TASK TO CARRY OUT: In the entries that follow, find the word "color" and report each line it is on.

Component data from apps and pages
::::::::
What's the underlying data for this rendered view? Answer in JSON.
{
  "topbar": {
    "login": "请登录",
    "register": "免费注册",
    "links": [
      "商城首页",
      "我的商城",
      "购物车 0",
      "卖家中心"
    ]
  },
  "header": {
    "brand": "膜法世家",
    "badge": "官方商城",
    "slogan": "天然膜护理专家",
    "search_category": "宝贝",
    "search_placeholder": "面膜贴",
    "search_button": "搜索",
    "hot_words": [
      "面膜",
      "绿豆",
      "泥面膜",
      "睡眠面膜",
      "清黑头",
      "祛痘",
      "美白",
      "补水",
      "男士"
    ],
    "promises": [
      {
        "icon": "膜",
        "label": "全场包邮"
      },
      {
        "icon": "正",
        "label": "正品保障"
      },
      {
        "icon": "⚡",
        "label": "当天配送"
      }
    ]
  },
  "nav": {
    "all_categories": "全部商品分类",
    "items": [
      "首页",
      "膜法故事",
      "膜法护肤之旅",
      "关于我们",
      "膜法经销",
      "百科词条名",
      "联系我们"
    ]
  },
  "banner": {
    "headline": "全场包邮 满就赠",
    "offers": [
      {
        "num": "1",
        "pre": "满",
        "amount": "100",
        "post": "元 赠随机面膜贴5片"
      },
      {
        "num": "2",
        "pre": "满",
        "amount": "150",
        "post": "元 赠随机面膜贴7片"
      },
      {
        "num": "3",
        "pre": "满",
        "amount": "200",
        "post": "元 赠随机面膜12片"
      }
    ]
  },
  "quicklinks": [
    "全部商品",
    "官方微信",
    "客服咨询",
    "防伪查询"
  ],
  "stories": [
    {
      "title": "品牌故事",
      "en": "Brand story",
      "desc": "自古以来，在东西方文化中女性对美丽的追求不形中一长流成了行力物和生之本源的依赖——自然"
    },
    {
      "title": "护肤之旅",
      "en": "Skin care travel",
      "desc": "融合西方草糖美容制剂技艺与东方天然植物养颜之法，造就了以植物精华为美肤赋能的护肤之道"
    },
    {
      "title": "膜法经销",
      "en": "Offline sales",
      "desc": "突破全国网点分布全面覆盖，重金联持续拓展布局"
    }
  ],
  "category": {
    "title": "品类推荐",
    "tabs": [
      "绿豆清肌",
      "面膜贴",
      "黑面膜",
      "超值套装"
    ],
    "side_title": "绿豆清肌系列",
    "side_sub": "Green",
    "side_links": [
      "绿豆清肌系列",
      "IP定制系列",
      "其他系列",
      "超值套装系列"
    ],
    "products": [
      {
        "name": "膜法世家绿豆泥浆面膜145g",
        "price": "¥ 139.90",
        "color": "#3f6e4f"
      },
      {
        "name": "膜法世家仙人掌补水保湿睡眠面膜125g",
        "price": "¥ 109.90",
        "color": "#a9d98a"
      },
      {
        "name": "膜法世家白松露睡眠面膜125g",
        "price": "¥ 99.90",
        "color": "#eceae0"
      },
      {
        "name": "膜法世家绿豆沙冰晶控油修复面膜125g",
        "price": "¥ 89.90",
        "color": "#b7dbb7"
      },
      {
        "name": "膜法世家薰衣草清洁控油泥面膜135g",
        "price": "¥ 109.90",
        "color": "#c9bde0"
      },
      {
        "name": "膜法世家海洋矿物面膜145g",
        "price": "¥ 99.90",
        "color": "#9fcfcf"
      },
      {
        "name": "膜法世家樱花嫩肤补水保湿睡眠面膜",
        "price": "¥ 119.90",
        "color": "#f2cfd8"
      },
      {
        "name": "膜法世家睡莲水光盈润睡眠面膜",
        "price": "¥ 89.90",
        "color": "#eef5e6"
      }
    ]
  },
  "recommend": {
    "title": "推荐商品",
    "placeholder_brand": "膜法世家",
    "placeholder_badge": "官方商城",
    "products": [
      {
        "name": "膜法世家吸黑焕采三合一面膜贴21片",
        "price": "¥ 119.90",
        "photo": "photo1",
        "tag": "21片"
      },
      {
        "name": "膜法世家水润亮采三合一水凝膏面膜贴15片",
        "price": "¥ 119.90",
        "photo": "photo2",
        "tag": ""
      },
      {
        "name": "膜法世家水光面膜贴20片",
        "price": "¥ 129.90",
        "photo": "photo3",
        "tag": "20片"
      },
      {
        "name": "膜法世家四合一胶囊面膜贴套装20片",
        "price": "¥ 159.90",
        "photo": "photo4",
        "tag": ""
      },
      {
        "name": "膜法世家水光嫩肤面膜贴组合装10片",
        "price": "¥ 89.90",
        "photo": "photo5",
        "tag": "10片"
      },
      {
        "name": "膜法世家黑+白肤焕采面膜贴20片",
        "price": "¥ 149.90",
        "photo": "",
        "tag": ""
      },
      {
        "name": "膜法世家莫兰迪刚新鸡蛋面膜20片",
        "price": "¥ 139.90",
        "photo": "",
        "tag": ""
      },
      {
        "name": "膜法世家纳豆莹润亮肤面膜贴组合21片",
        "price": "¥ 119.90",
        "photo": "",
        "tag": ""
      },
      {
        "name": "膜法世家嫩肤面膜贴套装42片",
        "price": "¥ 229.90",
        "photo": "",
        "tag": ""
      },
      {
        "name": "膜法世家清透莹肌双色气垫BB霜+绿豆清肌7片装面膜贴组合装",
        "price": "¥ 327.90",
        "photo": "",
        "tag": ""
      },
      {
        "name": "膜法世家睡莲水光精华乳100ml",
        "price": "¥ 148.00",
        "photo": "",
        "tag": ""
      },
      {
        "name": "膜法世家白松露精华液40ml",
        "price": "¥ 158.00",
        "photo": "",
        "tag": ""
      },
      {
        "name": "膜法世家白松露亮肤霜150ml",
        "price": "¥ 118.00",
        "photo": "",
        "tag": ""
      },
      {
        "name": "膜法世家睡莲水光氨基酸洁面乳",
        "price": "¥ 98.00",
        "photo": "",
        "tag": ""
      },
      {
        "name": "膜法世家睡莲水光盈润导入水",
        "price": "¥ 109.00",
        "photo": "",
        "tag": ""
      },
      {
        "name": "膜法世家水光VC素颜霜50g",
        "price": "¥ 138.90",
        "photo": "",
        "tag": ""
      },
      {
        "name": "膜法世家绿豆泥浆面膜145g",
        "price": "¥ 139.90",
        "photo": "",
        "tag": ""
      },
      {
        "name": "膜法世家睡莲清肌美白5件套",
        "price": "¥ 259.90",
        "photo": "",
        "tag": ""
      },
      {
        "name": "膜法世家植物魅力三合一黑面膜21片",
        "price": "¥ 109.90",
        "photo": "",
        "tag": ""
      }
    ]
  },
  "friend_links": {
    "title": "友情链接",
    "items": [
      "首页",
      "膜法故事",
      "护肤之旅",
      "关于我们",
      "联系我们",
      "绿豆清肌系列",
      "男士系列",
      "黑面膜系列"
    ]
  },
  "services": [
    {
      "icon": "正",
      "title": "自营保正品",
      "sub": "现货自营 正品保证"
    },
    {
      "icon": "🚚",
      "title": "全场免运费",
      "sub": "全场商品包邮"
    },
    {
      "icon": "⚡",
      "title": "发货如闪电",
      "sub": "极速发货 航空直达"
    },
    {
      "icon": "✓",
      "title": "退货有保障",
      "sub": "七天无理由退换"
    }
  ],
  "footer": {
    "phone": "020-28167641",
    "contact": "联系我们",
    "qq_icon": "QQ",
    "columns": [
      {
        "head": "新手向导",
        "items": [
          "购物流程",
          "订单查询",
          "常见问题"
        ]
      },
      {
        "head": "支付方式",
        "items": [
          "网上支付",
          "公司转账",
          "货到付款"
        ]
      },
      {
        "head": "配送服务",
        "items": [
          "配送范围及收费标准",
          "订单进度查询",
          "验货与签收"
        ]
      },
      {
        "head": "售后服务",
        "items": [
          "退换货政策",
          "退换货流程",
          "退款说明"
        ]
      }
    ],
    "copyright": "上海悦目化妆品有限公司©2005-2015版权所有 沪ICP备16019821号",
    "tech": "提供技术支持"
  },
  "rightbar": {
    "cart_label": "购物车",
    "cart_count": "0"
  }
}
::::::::
FINAL ANSWER:
        "color": "#3f6e4f"
        "color": "#a9d98a"
        "color": "#eceae0"
        "color": "#b7dbb7"
        "color": "#c9bde0"
        "color": "#9fcfcf"
        "color": "#f2cfd8"
        "color": "#eef5e6"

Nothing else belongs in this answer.